FUNDING for public health teams is "inadequate" and this will make the health inequalities of the pandemic worse, argue York's Liberal Democrats.

York's public health funding has dropped from £8.4 million in 2016 to £8.1 million this year - despite the city's population increasing from 205,645 to 211,234.

Public health teams focus on making sure residents can stay healthy. They run cancer screening services, immunisation programmes, stop smoking and substance misuse centres, and sexual health clinics.

They are also involved in plans to boost exercise, as well as looking at the health impact of major developments and working with charities and other organisations.

York's public health team has played a key role during the pandemic.

Covid has revealed inequalities across the city and widened the gap between the wealthiest and the most deprived residents, according to a recent report by York Human Rights City.

A Lib Dem spokesperson says money spent on public health is "three to four times more cost-effective in improving health outcomes than money spent in the NHS".

Cllr Carol Runciman said: “Whilst at national level we have seen huge investment in programmes such as NHS Test and Trace, public health funding for local services continues to be woefully inadequate at a time when protecting and improving the public’s health has never been so important."

“Our local approach to contact tracing, community testing and outbreak control confirmed what we had known all along – local expertise and approach is the most effective way to combat the spread of the virus.

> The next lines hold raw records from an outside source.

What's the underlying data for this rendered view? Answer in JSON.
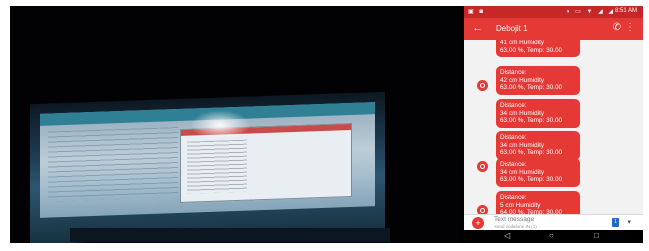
{
  "phone": {
    "statusbar": {
      "left_icons": "▣ ◙",
      "sys_icons": "◑ ▭ ▼ ◢ ◢",
      "time": "8:51 AM"
    },
    "appbar": {
      "back_icon": "←",
      "title": "Debojit 1",
      "call_icon": "✆",
      "more_icon": "⋮"
    },
    "messages": [
      {
        "text": "41  cm Humidity\n63.00 %, Temp: 30.00"
      },
      {
        "text": "Distance:\n42  cm Humidity\n63.00 %, Temp: 30.00"
      },
      {
        "text": "Distance:\n34  cm Humidity\n63.00 %, Temp: 30.00"
      },
      {
        "text": "Distance:\n34  cm Humidity\n63.00 %, Temp: 30.00"
      },
      {
        "text": "Distance:\n34  cm Humidity\n63.00 %, Temp: 30.00"
      },
      {
        "text": "Distance:\n5  cm Humidity\n64.00 %, Temp: 30.00"
      }
    ],
    "composer": {
      "add_icon": "+",
      "placeholder": "Text message",
      "sim_label": "Send vodafone IN (1)",
      "sim_icon": "1",
      "caret_icon": "▾"
    },
    "navbar": {
      "back": "◁",
      "home": "○",
      "recents": "□"
    }
  },
  "colors": {
    "accent": "#e53935",
    "statusbar": "#c62828",
    "background": "#000000"
  }
}
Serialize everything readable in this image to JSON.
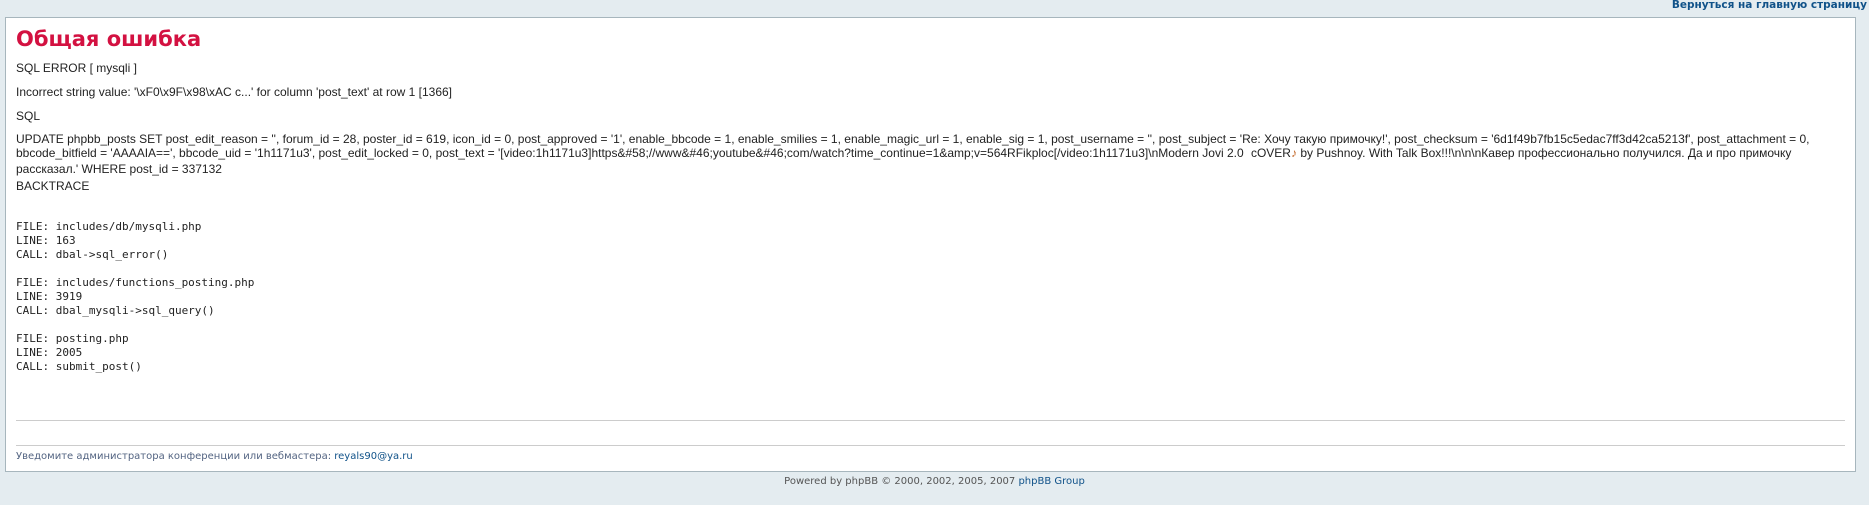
{
  "header": {
    "return_link": "Вернуться на главную страницу"
  },
  "error": {
    "title": "Общая ошибка",
    "sql_error_label": "SQL ERROR [ mysqli ]",
    "message": "Incorrect string value: '\\xF0\\x9F\\x98\\xAC c...' for column 'post_text' at row 1 [1366]",
    "sql_label": "SQL",
    "sql_part1": "UPDATE phpbb_posts SET post_edit_reason = '', forum_id = 28, poster_id = 619, icon_id = 0, post_approved = '1', enable_bbcode = 1, enable_smilies = 1, enable_magic_url = 1, enable_sig = 1, post_username = '', post_subject = 'Re: Хочу такую примочку!', post_checksum = '6d1f49b7fb15c5edac7ff3d42ca5213f', post_attachment = 0, bbcode_bitfield = 'AAAAIA==', bbcode_uid = '1h1171u3', post_edit_locked = 0, post_text = '[video:1h1171u3]https&#58;//www&#46;youtube&#46;com/watch?time_continue=1&amp;v=564RFikploc[/video:1h1171u3]\\nModern Jovi 2.0",
    "sql_part2": "cOVER",
    "sql_part3": "by Pushnoy. With Talk Box!!!\\n\\n\\nКавер профессионально получился. Да и про примочку рассказал.' WHERE post_id = 337132",
    "backtrace_label": "BACKTRACE",
    "backtrace": [
      {
        "file": "FILE: includes/db/mysqli.php",
        "line": "LINE: 163",
        "call": "CALL: dbal->sql_error()"
      },
      {
        "file": "FILE: includes/functions_posting.php",
        "line": "LINE: 3919",
        "call": "CALL: dbal_mysqli->sql_query()"
      },
      {
        "file": "FILE: posting.php",
        "line": "LINE: 2005",
        "call": "CALL: submit_post()"
      }
    ]
  },
  "notify": {
    "text": "Уведомите администратора конференции или вебмастера: ",
    "email": "reyals90@ya.ru"
  },
  "footer": {
    "text": "Powered by phpBB © 2000, 2002, 2005, 2007 ",
    "link": "phpBB Group"
  },
  "icons": {
    "grimace": "grimacing-emoji-icon",
    "guitar": "guitar-emoji-icon"
  }
}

"Local public health teams must be at the forefront of our efforts to tackle health inequalities and the long term mental and physical health effects of Covid."